Similarly, gender-based traditional hierarchies within the household negatively influence women’s capacity to cope with disasters induced by climate change. These distinct roles at the household level are often replicated at the national and political levels, where women do not have the same opportunities as men to participate in disaster risk reduction management nor to contribute to the development of mitigating policies. Overall, policies aimed at mitigating the effects of climate change continue to be largely gender-blind, exacerbating women’s disproportionate vulnerability to its socio-economic effects. Strengthening women’s resilience, especially in developing countries, is essential to remedy this asymmetric exposure to risks.

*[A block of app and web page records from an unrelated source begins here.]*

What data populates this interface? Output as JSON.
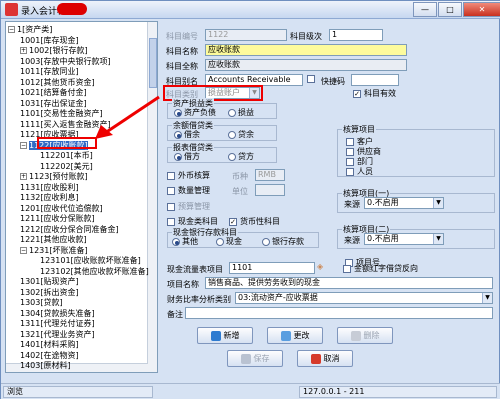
{
  "window": {
    "title": "录入会计科目",
    "minimize": "—",
    "maximize": "□",
    "close": "✕"
  },
  "tree": {
    "nodes": [
      {
        "text": "1[资产类]",
        "expander": "−"
      },
      {
        "text": "1001[库存现金]"
      },
      {
        "text": "1002[银行存款]",
        "expander": "+"
      },
      {
        "text": "1003[存放中央银行款项]"
      },
      {
        "text": "1011[存放同业]"
      },
      {
        "text": "1012[其他货币资金]"
      },
      {
        "text": "1021[结算备付金]"
      },
      {
        "text": "1031[存出保证金]"
      },
      {
        "text": "1101[交易性金融资产]"
      },
      {
        "text": "1111[买入返售金融资产]"
      },
      {
        "text": "1121[应收票据]"
      },
      {
        "text": "1122[应收账款]",
        "expander": "−"
      },
      {
        "text": "112201[本币]"
      },
      {
        "text": "112202[美元]"
      },
      {
        "text": "1123[预付账款]",
        "expander": "+"
      },
      {
        "text": "1131[应收股利]"
      },
      {
        "text": "1132[应收利息]"
      },
      {
        "text": "1201[应收代位追偿款]"
      },
      {
        "text": "1211[应收分保账款]"
      },
      {
        "text": "1212[应收分保合同准备金]"
      },
      {
        "text": "1221[其他应收款]"
      },
      {
        "text": "1231[坏账准备]",
        "expander": "−"
      },
      {
        "text": "123101[应收账款坏账准备]"
      },
      {
        "text": "123102[其他应收款坏账准备]"
      },
      {
        "text": "1301[贴现资产]"
      },
      {
        "text": "1302[拆出资金]"
      },
      {
        "text": "1303[贷款]"
      },
      {
        "text": "1304[贷款损失准备]"
      },
      {
        "text": "1311[代理兑付证券]"
      },
      {
        "text": "1321[代理业务资产]"
      },
      {
        "text": "1401[材料采购]"
      },
      {
        "text": "1402[在途物资]"
      },
      {
        "text": "1403[原材料]"
      }
    ]
  },
  "form": {
    "code_label": "科目编号",
    "code_value": "1122",
    "level_label": "科目级次",
    "level_value": "1",
    "name_label": "科目名称",
    "name_value": "应收账款",
    "fullname_label": "科目全称",
    "fullname_value": "应收账款",
    "alias_label": "科目别名",
    "alias_value": "Accounts Receivable",
    "shortcode_label": "快捷码",
    "shortcode_value": "",
    "category_label": "科目类别",
    "category_value": "损益账户",
    "valid_label": "科目有效",
    "valid_mark": "✓",
    "attr_group": "资产损益类",
    "asset_debt": "资产负债",
    "profit_loss": "损益",
    "balance_group": "余额借贷类",
    "debit": "借余",
    "credit": "贷余",
    "report_group": "报表借贷类",
    "report_debit": "借方",
    "report_credit": "贷方",
    "foreign_label": "外币核算",
    "currency_label": "币种",
    "currency_value": "RMB",
    "qty_label": "数量管理",
    "unit_label": "单位",
    "unit_value": "",
    "budget_label": "预算管理",
    "cash_label": "现金类科目",
    "monetary_label": "货币性科目",
    "monetary_mark": "✓",
    "cashbank_group": "现金银行存款科目",
    "other": "其他",
    "cash": "现金",
    "bank": "银行存款",
    "aux_group": "核算项目",
    "customer": "客户",
    "supplier": "供应商",
    "dept": "部门",
    "person": "人员",
    "aux1_group": "核算项目(一)",
    "source_label": "来源",
    "aux1_value": "0.不启用",
    "aux2_group": "核算项目(二)",
    "source2_label": "来源",
    "aux2_value": "0.不启用",
    "project_label": "项目号",
    "cashflow_label": "现金流量表项目",
    "cashflow_value": "1101",
    "redflag_label": "金额红字借贷反向",
    "item_label": "项目名称",
    "item_value": "销售商品、提供劳务收到的现金",
    "ratio_label": "财务比率分析类别",
    "ratio_value": "03:流动资产-应收票据",
    "remark_label": "备注",
    "remark_value": ""
  },
  "buttons": {
    "new": "新增",
    "edit": "更改",
    "delete": "删除",
    "save": "保存",
    "cancel": "取消"
  },
  "status": {
    "left": "浏览",
    "server": "127.0.0.1 - 211"
  },
  "colors": {
    "highlight": "#ff0000",
    "selection": "#316ac5",
    "yellow_field": "#fdfb9c"
  }
}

Ongoing crises can also exacerbate challenges, and ignoring their gendered impacts can substantially aggravate the well-being and livelihoods of millions of women and girls. Recent simultaneous shocks – COVID-19, climate change, the global food crisis, etc. – are threatening to reverse some gender equality gains. For instance, the socio-economic consequences of COVID-19, particularly in contexts where discriminatory informal laws exist, are putting millions of girls at risk of early and forced marriage. Likewise, conflicts jeopardise adolescents’ and women’s access to essential sexual and reproductive health services, including maternal and newborn healthcare or contraception. These threats and crises also increase the risk of backlash against gender equality, diverting resources towards issues that are considered more pressing in times of crisis and downplaying the status of gender inequality as a systemic and urgent problem.

Yet, these crises offer a window of opportunity for greater gender equality and women’s empowerment. Because of women’s pivotal role and unique perspective, empowering them and realising gender equality would improve the policy and programmatic response to crises. It constitutes an opportunity to bridge gaps between men and women and put equality back at the heart of the global policy agenda. For instance, the socio-economic impacts of COVID-19 have shed light on a large range of existing gender-based inequalities and highlighted the need to include women in decision-making processes. Ensuring that a diverse range of opinions, expertise and socio-professional backgrounds are represented at all levels would generate substantial added value for societies. Likewise, leveraging women’s unique expertise and perspectives could substantially strengthen climate change mitigation and adaptation strategies. For instance, indigenous women have been on the frontline of environmental and conservation initiatives; their valuable expertise and awareness can help find innovative solutions to reduce greenhouse gas emissions. Likewise, empowering women in agriculture and providing them with equal access to resources could increase the productive capacity of women-owned farms by 20% to 30% in developing countries. Finally, women are essential to strengthening resilience to climate-induced disasters. Evidence demonstrates that women are powerful agents during and in the aftermath of disasters by rapidly contributing to post-recovery efforts.

To accelerate change and eliminate discrimination in social institutions, bold action is needed by all – from governments and policy makers to development partners, the private sector, philanthropic actors and civil society organisations. Doing so requires a co-ordinated effort from all these stakeholders. It also entails recognising intersecting forms of discrimination that go beyond gender – e.g. age, ethnicity, place of residence or religion, among others – and add to gender-based discrimination.

Public, private, philanthropic and civil society actors should seek to:

  • reform and amend laws to guarantee equal rights and opportunities, and support existing legislation with a comprehensive policy framework.
  • transform discriminatory social norms into gender-equitable ones.
  • include men and boys in promoting gender equality.
  • make the invisible visible through a better collection of gender-disaggregated, gender-relevant and intersectional data and indicators.
  • further monitor the impact of initiatives, and share lessons about what works and what does not.
  • finance gender equality, including key transformative actors such as grassroots and feminist movements